§ **Work task**
Return the listing below exactly as it stands. Pictures stay out.

§ **Dataset**
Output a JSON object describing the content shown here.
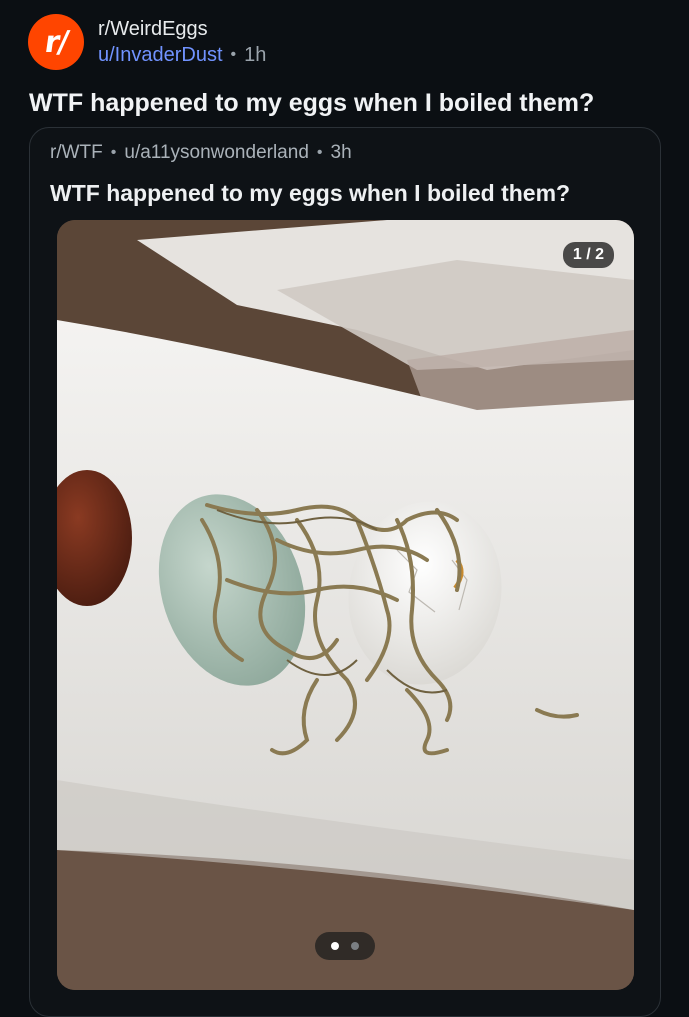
{
  "post": {
    "subreddit": "r/WeirdEggs",
    "author": "u/InvaderDust",
    "separator": "•",
    "age": "1h",
    "title": "WTF happened to my eggs when I boiled them?"
  },
  "crosspost": {
    "subreddit": "r/WTF",
    "author": "u/a11ysonwonderland",
    "separator": "•",
    "age": "3h",
    "title": "WTF happened to my eggs when I boiled them?",
    "gallery": {
      "counter": "1 / 2",
      "current": 1,
      "total": 2
    }
  },
  "colors": {
    "background": "#0b0f13",
    "brand": "#ff4500",
    "link": "#7193ff",
    "muted": "#9aa3ab"
  },
  "icons": {
    "avatar": "reddit-r-slash-logo"
  }
}
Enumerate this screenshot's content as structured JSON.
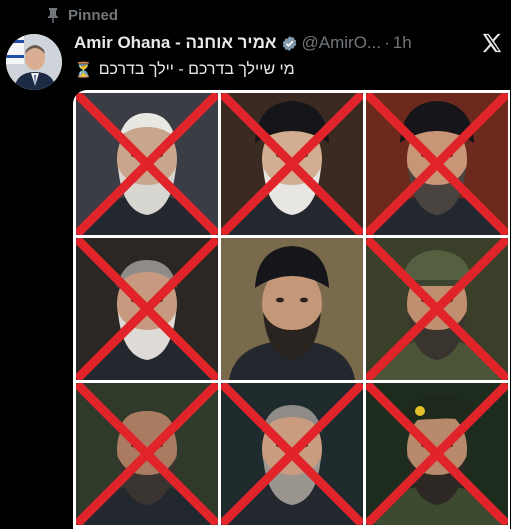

§ **Response box**
Output a JSON object describing the content shown here.
{
  "post": {
    "subreddit": "r/WeirdEggs",
    "author": "u/InvaderDust",
    "separator": "•",
    "age": "1h",
    "title": "WTF happened to my eggs when I boiled them?"
  },
  "crosspost": {
    "subreddit": "r/WTF",
    "author": "u/a11ysonwonderland",
    "separator": "•",
    "age": "3h",
    "title": "WTF happened to my eggs when I boiled them?",
    "gallery": {
      "counter": "1 / 2",
      "current": 1,
      "total": 2
    }
  },
  "colors": {
    "background": "#0b0f13",
    "brand": "#ff4500",
    "link": "#7193ff",
    "muted": "#9aa3ab"
  },
  "icons": {
    "avatar": "reddit-r-slash-logo"
  }
}
Enumerate this screenshot's content as structured JSON.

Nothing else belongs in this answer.